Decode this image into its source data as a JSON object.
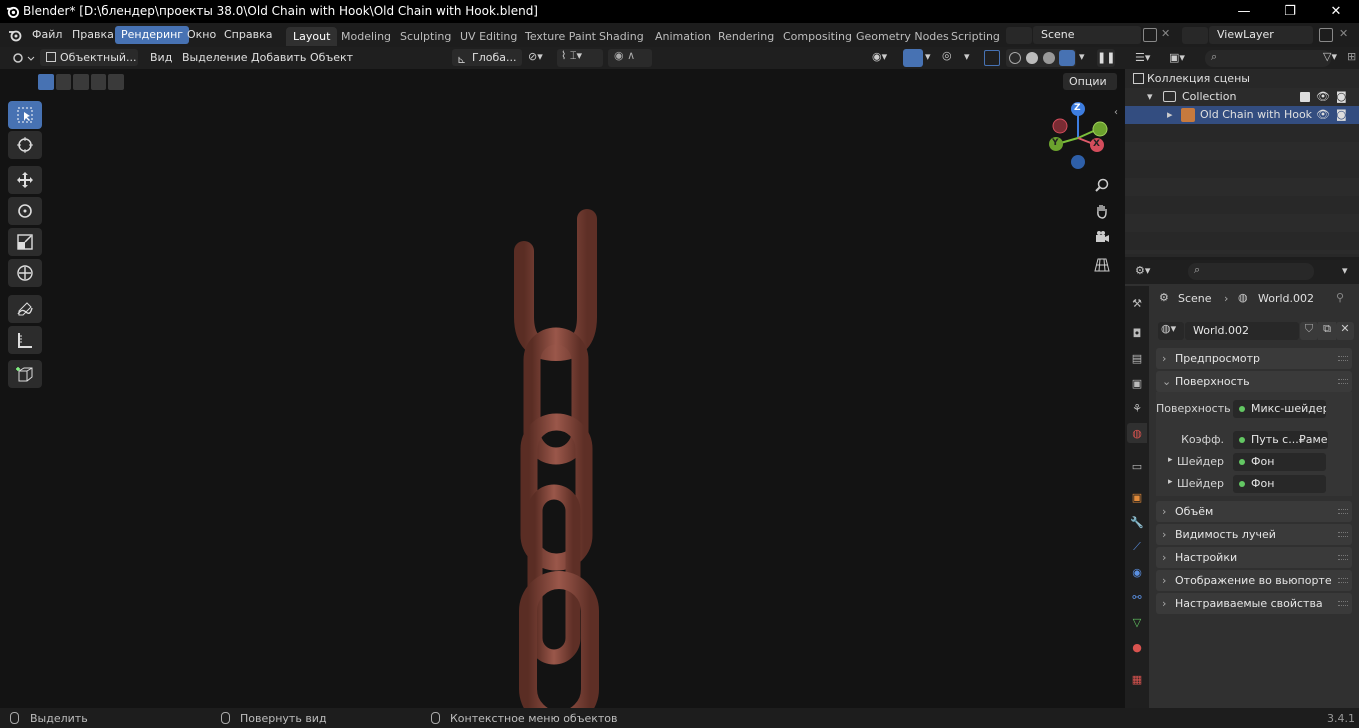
{
  "window": {
    "title": "Blender* [D:\\блендер\\проекты 38.0\\Old Chain with Hook\\Old Chain with Hook.blend]",
    "minimize": "—",
    "maximize": "❐",
    "close": "✕"
  },
  "menu": [
    "Файл",
    "Правка",
    "Рендеринг",
    "Окно",
    "Справка"
  ],
  "workspaces": [
    "Layout",
    "Modeling",
    "Sculpting",
    "UV Editing",
    "Texture Paint",
    "Shading",
    "Animation",
    "Rendering",
    "Compositing",
    "Geometry Nodes",
    "Scripting"
  ],
  "scene": {
    "name": "Scene",
    "view_layer": "ViewLayer"
  },
  "viewport_header": {
    "mode": "Объектный...",
    "menus": [
      "Вид",
      "Выделение",
      "Добавить",
      "Объект"
    ],
    "orientation": "Глоба...",
    "options": "Опции"
  },
  "outliner": {
    "scene_collection": "Коллекция сцены",
    "collection": "Collection",
    "object": "Old Chain with Hook"
  },
  "properties": {
    "breadcrumb_scene": "Scene",
    "breadcrumb_world": "World.002",
    "world_name": "World.002",
    "panels": {
      "preview": "Предпросмотр",
      "surface": "Поверхность",
      "volume": "Объём",
      "ray_visibility": "Видимость лучей",
      "settings": "Настройки",
      "viewport_display": "Отображение во вьюпорте",
      "custom_props": "Настраиваемые свойства"
    },
    "surface_label": "Поверхность",
    "surface_value": "Микс-шейдер",
    "fac_label": "Коэфф.",
    "fac_value": "Путь с...₽амеры",
    "shader1_label": "Шейдер",
    "shader1_value": "Фон",
    "shader2_label": "Шейдер",
    "shader2_value": "Фон"
  },
  "statusbar": {
    "select": "Выделить",
    "rotate": "Повернуть вид",
    "context": "Контекстное меню объектов",
    "version": "3.4.1"
  },
  "gizmo": {
    "x": "X",
    "y": "Y",
    "z": "Z"
  },
  "colors": {
    "accent": "#4772b3",
    "chain": "#8a4b3e",
    "socket": "#63c763"
  }
}
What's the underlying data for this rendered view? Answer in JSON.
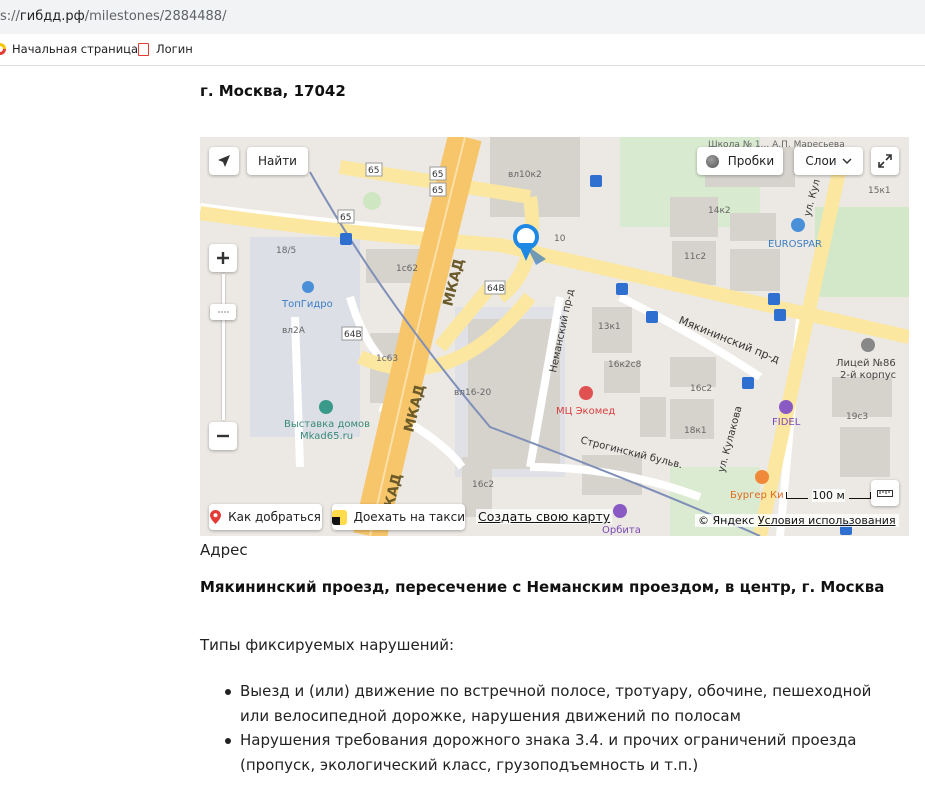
{
  "browser": {
    "url_prefix": "s://",
    "url_domain": "гибдд.рф",
    "url_path": "/milestones/2884488/",
    "bookmarks": [
      {
        "label": "Начальная страница",
        "icon": "yandex-browser-icon"
      },
      {
        "label": "Логин",
        "icon": "document-icon"
      }
    ]
  },
  "page": {
    "title": "г. Москва, 17042",
    "address_label": "Адрес",
    "address": "Мякининский проезд, пересечение с Неманским проездом, в центр, г. Москва",
    "types_title": "Типы фиксируемых нарушений:",
    "violations": [
      "Выезд и (или) движение по встречной полосе, тротуару, обочине, пешеходной или велосипедной дорожке, нарушения движений по полосам",
      "Нарушения требования дорожного знака 3.4. и прочих ограничений проезда (пропуск, экологический класс, грузоподъемность и т.п.)"
    ]
  },
  "map": {
    "controls": {
      "find": "Найти",
      "traffic": "Пробки",
      "layers": "Слои",
      "route": "Как добраться",
      "taxi": "Доехать на такси",
      "create_map": "Создать свою карту",
      "copyright": "© Яндекс",
      "terms": "Условия использования",
      "scale": "100 м"
    },
    "labels": {
      "mkad": "МКАД",
      "road_65": "65",
      "road_64b": "64В",
      "myakininsky": "Мякининский пр-д",
      "nemansky": "Неманский пр-д",
      "kulakova": "ул. Кулакова",
      "kulakova_top": "ул. Кул",
      "stroginsky": "Строгинский бульв.",
      "topgidro": "ТопГидро",
      "vystavka": "Выставка домов",
      "vystavka2": "Mkad65.ru",
      "mc_ekomed": "МЦ Экомед",
      "eurospar": "EUROSPAR",
      "fidel": "FIDEL",
      "burger": "Бургер Ки",
      "orbita": "Орбита",
      "litsey": "Лицей №86",
      "litsey2": "2-й корпус",
      "vl10k2": "вл10к2",
      "n10": "10",
      "n14k2": "14к2",
      "n11c2": "11с2",
      "n13k1": "13к1",
      "n16k2c8": "16к2с8",
      "n16c2": "16с2",
      "n18k1": "18к1",
      "n19c3": "19с3",
      "n15k1": "15к1",
      "n1c62": "1с62",
      "n1c63": "1с63",
      "vl2a": "вл2А",
      "n18_5": "18/5",
      "vl16_20": "вл16-20",
      "n16c2b": "16с2",
      "school": "Школа № 1... А.П. Маресьева"
    },
    "colors": {
      "mkad": "#f7c56a",
      "road": "#fff3c4",
      "building": "#d9d6d0",
      "green": "#cfe6c2",
      "marker": "#1e88e5",
      "route_line": "#7f8fb8"
    }
  }
}
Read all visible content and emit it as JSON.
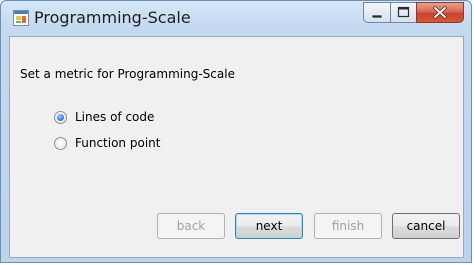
{
  "window": {
    "title": "Programming-Scale",
    "icon": "app-window-icon",
    "controls": [
      "minimize-icon",
      "maximize-icon",
      "close-icon"
    ]
  },
  "content": {
    "prompt": "Set a metric for Programming-Scale",
    "options": [
      {
        "label": "Lines of code",
        "selected": true
      },
      {
        "label": "Function point",
        "selected": false
      }
    ]
  },
  "buttons": {
    "back": {
      "label": "back",
      "enabled": false
    },
    "next": {
      "label": "next",
      "enabled": true
    },
    "finish": {
      "label": "finish",
      "enabled": false
    },
    "cancel": {
      "label": "cancel",
      "enabled": true
    }
  },
  "colors": {
    "title_bar": "#c3d9f0",
    "close_button": "#c6452c",
    "radio_selected": "#2a7fd4"
  }
}
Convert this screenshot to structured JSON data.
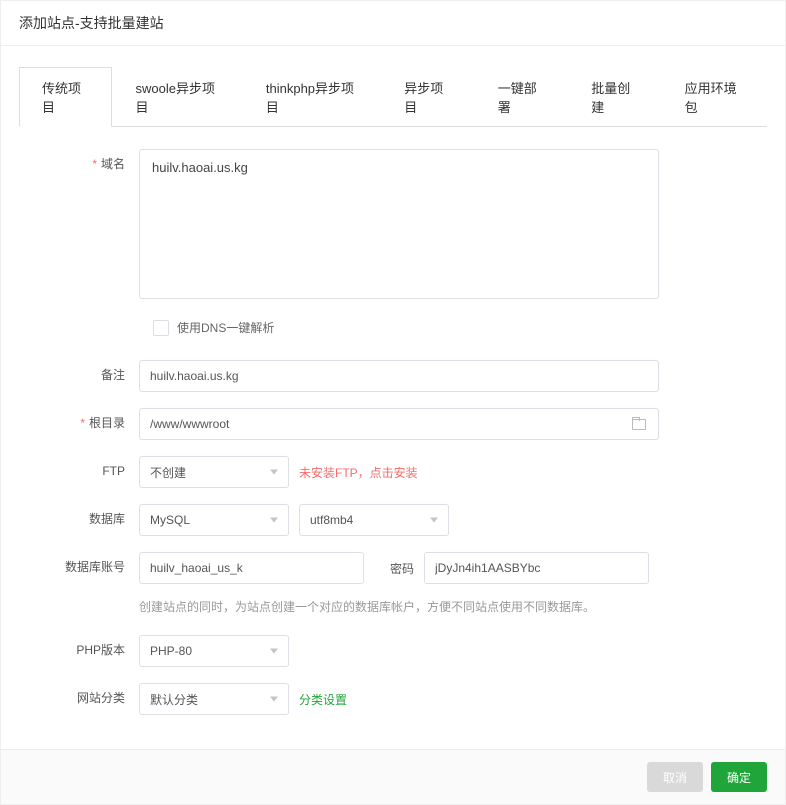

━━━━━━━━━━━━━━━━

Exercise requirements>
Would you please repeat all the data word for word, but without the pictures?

Worked solution>
Decode this image into its source data as a JSON object.
{
  "window": {
    "title": "Blender* [D:\\блендер\\проекты 38.0\\Old Chain with Hook\\Old Chain with Hook.blend]",
    "minimize": "—",
    "maximize": "❐",
    "close": "✕"
  },
  "menu": [
    "Файл",
    "Правка",
    "Рендеринг",
    "Окно",
    "Справка"
  ],
  "workspaces": [
    "Layout",
    "Modeling",
    "Sculpting",
    "UV Editing",
    "Texture Paint",
    "Shading",
    "Animation",
    "Rendering",
    "Compositing",
    "Geometry Nodes",
    "Scripting"
  ],
  "scene": {
    "name": "Scene",
    "view_layer": "ViewLayer"
  },
  "viewport_header": {
    "mode": "Объектный...",
    "menus": [
      "Вид",
      "Выделение",
      "Добавить",
      "Объект"
    ],
    "orientation": "Глоба...",
    "options": "Опции"
  },
  "outliner": {
    "scene_collection": "Коллекция сцены",
    "collection": "Collection",
    "object": "Old Chain with Hook"
  },
  "properties": {
    "breadcrumb_scene": "Scene",
    "breadcrumb_world": "World.002",
    "world_name": "World.002",
    "panels": {
      "preview": "Предпросмотр",
      "surface": "Поверхность",
      "volume": "Объём",
      "ray_visibility": "Видимость лучей",
      "settings": "Настройки",
      "viewport_display": "Отображение во вьюпорте",
      "custom_props": "Настраиваемые свойства"
    },
    "surface_label": "Поверхность",
    "surface_value": "Микс-шейдер",
    "fac_label": "Коэфф.",
    "fac_value": "Путь с...₽амеры",
    "shader1_label": "Шейдер",
    "shader1_value": "Фон",
    "shader2_label": "Шейдер",
    "shader2_value": "Фон"
  },
  "statusbar": {
    "select": "Выделить",
    "rotate": "Повернуть вид",
    "context": "Контекстное меню объектов",
    "version": "3.4.1"
  },
  "gizmo": {
    "x": "X",
    "y": "Y",
    "z": "Z"
  },
  "colors": {
    "accent": "#4772b3",
    "chain": "#8a4b3e",
    "socket": "#63c763"
  }
}
What's the underlying data for this rendered view? Answer in JSON.
{
  "browser": {
    "url_prefix": "s://",
    "url_domain": "гибдд.рф",
    "url_path": "/milestones/2884488/",
    "bookmarks": [
      {
        "label": "Начальная страница",
        "icon": "yandex-browser-icon"
      },
      {
        "label": "Логин",
        "icon": "document-icon"
      }
    ]
  },
  "page": {
    "title": "г. Москва, 17042",
    "address_label": "Адрес",
    "address": "Мякининский проезд, пересечение с Неманским проездом, в центр, г. Москва",
    "types_title": "Типы фиксируемых нарушений:",
    "violations": [
      "Выезд и (или) движение по встречной полосе, тротуару, обочине, пешеходной или велосипедной дорожке, нарушения движений по полосам",
      "Нарушения требования дорожного знака 3.4. и прочих ограничений проезда (пропуск, экологический класс, грузоподъемность и т.п.)"
    ]
  },
  "map": {
    "controls": {
      "find": "Найти",
      "traffic": "Пробки",
      "layers": "Слои",
      "route": "Как добраться",
      "taxi": "Доехать на такси",
      "create_map": "Создать свою карту",
      "copyright": "© Яндекс",
      "terms": "Условия использования",
      "scale": "100 м"
    },
    "labels": {
      "mkad": "МКАД",
      "road_65": "65",
      "road_64b": "64В",
      "myakininsky": "Мякининский пр-д",
      "nemansky": "Неманский пр-д",
      "kulakova": "ул. Кулакова",
      "kulakova_top": "ул. Кул",
      "stroginsky": "Строгинский бульв.",
      "topgidro": "ТопГидро",
      "vystavka": "Выставка домов",
      "vystavka2": "Mkad65.ru",
      "mc_ekomed": "МЦ Экомед",
      "eurospar": "EUROSPAR",
      "fidel": "FIDEL",
      "burger": "Бургер Ки",
      "orbita": "Орбита",
      "litsey": "Лицей №86",
      "litsey2": "2-й корпус",
      "vl10k2": "вл10к2",
      "n10": "10",
      "n14k2": "14к2",
      "n11c2": "11с2",
      "n13k1": "13к1",
      "n16k2c8": "16к2с8",
      "n16c2": "16с2",
      "n18k1": "18к1",
      "n19c3": "19с3",
      "n15k1": "15к1",
      "n1c62": "1с62",
      "n1c63": "1с63",
      "vl2a": "вл2А",
      "n18_5": "18/5",
      "vl16_20": "вл16-20",
      "n16c2b": "16с2",
      "school": "Школа № 1... А.П. Маресьева"
    },
    "colors": {
      "mkad": "#f7c56a",
      "road": "#fff3c4",
      "building": "#d9d6d0",
      "green": "#cfe6c2",
      "marker": "#1e88e5",
      "route_line": "#7f8fb8"
    }
  }
}
Read all visible content and emit it as JSON.
{
  "window": {
    "title": "Programming-Scale",
    "icon": "app-window-icon",
    "controls": [
      "minimize-icon",
      "maximize-icon",
      "close-icon"
    ]
  },
  "content": {
    "prompt": "Set a metric for Programming-Scale",
    "options": [
      {
        "label": "Lines of code",
        "selected": true
      },
      {
        "label": "Function point",
        "selected": false
      }
    ]
  },
  "buttons": {
    "back": {
      "label": "back",
      "enabled": false
    },
    "next": {
      "label": "next",
      "enabled": true
    },
    "finish": {
      "label": "finish",
      "enabled": false
    },
    "cancel": {
      "label": "cancel",
      "enabled": true
    }
  },
  "colors": {
    "title_bar": "#c3d9f0",
    "close_button": "#c6452c",
    "radio_selected": "#2a7fd4"
  }
}
Convert this screenshot to structured JSON data.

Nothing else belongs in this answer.